(C) Reuters. ECB Steps Up Pressure on Bank Dividends to Weather Virus Crisis
(Bloomberg) — The European Central Bank increased the pressure on banks to curb dividends and bonuses during the coroniavirus crisis, saying it could impose legally binding measures if lenders don’t fall in line.
The ECB expects all banks to follow its recommendation to delay dividends until at least October, Andrea Enria, the institution’s top banking watchdog, told Bloomberg TV on Tuesday. While he didn’t single out any banks, it was a clear warning to firms that have been slow to act, especially French banks that have promised large sums to shareholders.
The increasingly hard line from the ECB underscores that regulators and governments want banks to do their part after offering them unprecedented support in the form of loan guarantees and temporarily allowing them to tap capital buffers. While shareholders stand to benefit if banks survive the economic standstill, the loss of dividends is a major setback in an industry that has long lagged behind the wider stock market.
“We want to instill in banks a strong commitment to preserve every euro of capital that could be useful to lend to the economy,” Enria said. “If banks decide not to comply with the recommendations, we will decide whether to take other measures; we can also take legally binding measures if need be.”
That marks an escalation from last week, when Enria encouraged European lenders to hold off paying dividends until at least October but didn’t suggest that the ECB may force them to act. While several banks announced on Monday that they would follow his recommendation, others are still thinking it through.

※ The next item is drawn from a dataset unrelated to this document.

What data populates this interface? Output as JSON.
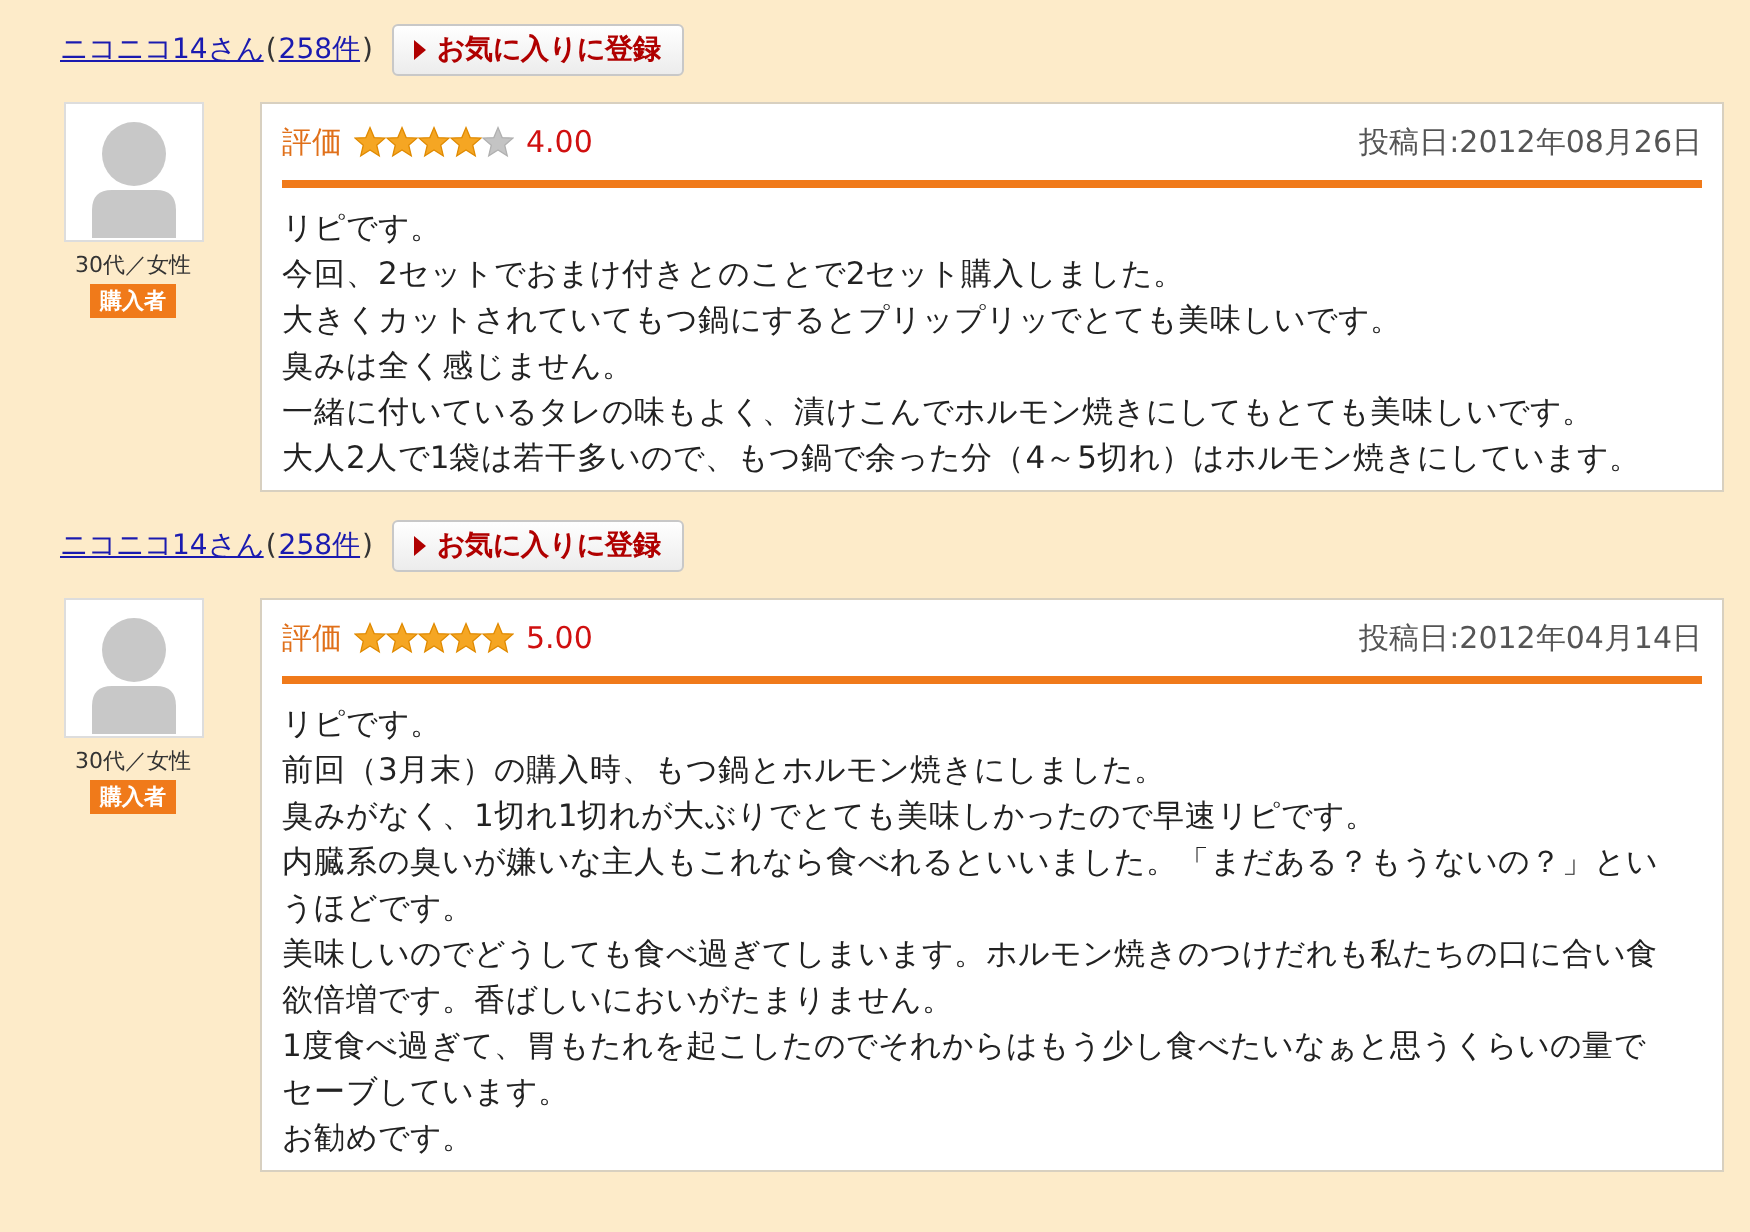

French Lenders Societe Generale (PA:SOGN) SA and BNP Paribas (PA:BNPP) SA are aware of Enria’s advice and are looking into it, their spokespeople have said. Natixis SA’s board of directors will meet to consider the matter this week, a spokesman said. Credit Agricole (PA:CAGR) SA’s board, which next meets on April 14, would have to propose any such changes to the bank’s shareholders, it said. The small French banks who own a majority stake in Credit Agricole use the payouts to help fund the local economy, a spokeswoman said.
“I am very pleased to see that banks are reacting very positively,” he said. “I think that’s an important step for their own reputation for showing corporate responsibility in a difficult time for our economies.”
The ECB said last week that halting the return of funds to shareholders would allow banks to retain 30 billion euros ($33 billion) of capital which they could use to lend more or absorb losses if credit turns bad.
Enria also said that he is encouraging banks to show moderation on staff bonuses, although that’s less important than dividends given the amount of capital involved.
“Banks, shareholders, managers and key risk takers should also take part in the rethink of where we are right now,” he said. “Showing restraint on bonuses also means paying them in shares or share-linked instruments,” he said.
Earlier this month, the ECB freed up 120 billion euros of capital by allowing banks to dip into some of their buffers and use subordinated debt to help fill a key requirement.
The ECB has no plans to suspend payments on those types of notes and banks’ capital levels are still “very far” from where the bonds would be wiped out or converted to equity, Enria said.
Enria said it is important for investors to understand that there’s no stigma for banks who tap into their capital and liquidity.
“These conservation measures are not reflecting a specific fragility that we see right now in the banking sector, it’s really aimed at maximizing the firepower of banks to support their customers,” Enria said. “There is a ratcheting up in the demand for credit from corporates, especially those that are probably meeting some difficulties in terms of the freeze in their revenue.”
ECB Steps Up Pressure on Bank Dividends to Weather Virus Crisis